Humans are social by nature. Social media platforms capitalize on our drive to connect and our equally natural thirst for information. Social learning is simply a way for employers to do the same.
Social learning elements are part of any learning program: Face-to-face learning sessions often feature breaks where learners … socialize. Even where no formal opportunities are created, learners find ways to talk about and share what they’ve learned and ask questions of their peers.
In an eLearning context, social learning refers to both formal and informal channels for collaboration, sharing and communal learning, both within an organization and among professional peers outside the company.
Managers can — and should — provide opportunities for social learning and support it. But social learning must develop organically; managers cannot create it or force it to happen.
Organizations that value a pro-learning culture offer tools and platforms where employees can share their knowledge, help colleagues solve problems and build community. These companies can provide space where employees can post and share resources, for example, or they can provide tools like Slack or Yammer and encourage employees to participate.
Corporate culture influences social learning. Providing the space is an important signal to employees, but people must also feel safe asking questions and know that they’ll get the information they need — not be ridiculed for asking.
Managers and executives must also support this use of employee time, not send a message that time spent on social learning, through your online training platform or networking platforms is “wasted” time or that those employees are slackers. They can do this by sharing important information with employees via social platforms, encouraging their direct reports to share their accomplishments and knowledge via these channels, and by making social and collaborative learning a priority.

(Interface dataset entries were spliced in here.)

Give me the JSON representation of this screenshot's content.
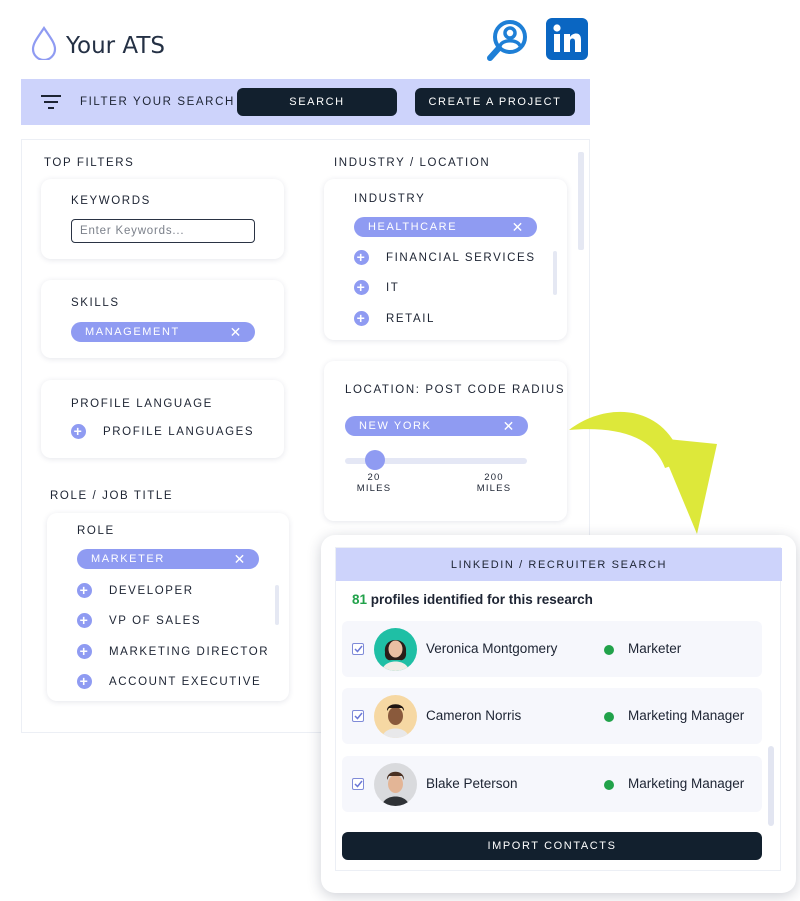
{
  "app": {
    "brand": "Your ATS"
  },
  "toolbar": {
    "filter_label": "FILTER YOUR SEARCH",
    "search_label": "SEARCH",
    "create_project_label": "CREATE A PROJECT"
  },
  "top_filters": {
    "title": "TOP FILTERS",
    "keywords": {
      "label": "KEYWORDS",
      "placeholder": "Enter Keywords..."
    },
    "skills": {
      "label": "SKILLS",
      "selected": "MANAGEMENT"
    },
    "profile_language": {
      "label": "PROFILE LANGUAGE",
      "option": "PROFILE LANGUAGES"
    }
  },
  "role_job_title": {
    "title": "ROLE / JOB TITLE",
    "label": "ROLE",
    "selected": "MARKETER",
    "options": [
      "DEVELOPER",
      "VP OF SALES",
      "MARKETING DIRECTOR",
      "ACCOUNT EXECUTIVE"
    ]
  },
  "industry_location": {
    "title": "INDUSTRY / LOCATION",
    "industry": {
      "label": "INDUSTRY",
      "selected": "HEALTHCARE",
      "options": [
        "FINANCIAL SERVICES",
        "IT",
        "RETAIL"
      ]
    },
    "location": {
      "label": "LOCATION: POST CODE RADIUS",
      "selected": "NEW YORK",
      "slider_value_fraction": 0.16,
      "min_label_num": "20",
      "min_label_unit": "MILES",
      "max_label_num": "200",
      "max_label_unit": "MILES"
    }
  },
  "results": {
    "title": "LINKEDIN / RECRUITER SEARCH",
    "count": "81",
    "count_text": " profiles identified for this research",
    "profiles": [
      {
        "name": "Veronica Montgomery",
        "role": "Marketer"
      },
      {
        "name": "Cameron Norris",
        "role": "Marketing Manager"
      },
      {
        "name": "Blake Peterson",
        "role": "Marketing Manager"
      }
    ],
    "import_label": "IMPORT CONTACTS"
  },
  "colors": {
    "accent": "#8f9bf2",
    "toolbar_bg": "#cdd3fb",
    "dark_button": "#12202e",
    "status_green": "#21a24a",
    "arrow": "#dde83a"
  },
  "icons": [
    "droplet-logo-icon",
    "search-person-icon",
    "linkedin-icon",
    "filter-lines-icon",
    "plus-icon",
    "close-icon",
    "checkbox-icon",
    "curved-arrow-icon"
  ]
}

In their enthusiasm for social learning, many managers want to track or measure it; they might seek to control access to platforms somehow. This is likely to doom those platforms to failure.
Monitoring employees’ presence on social learning platforms is going to inhibit their participation. They’ll still learn socially; they just won’t use the platforms and spaces their workplaces provide.
To build participation and promote lively, inclusive discussions, managers need to provide the tools and then get out of the way.
When employees are collaborating, sharing their workarounds and solutions, and engaging with one another voluntarily, that learning will impact their work. Smart managers don’t try to measure social learning; instead, they measure results.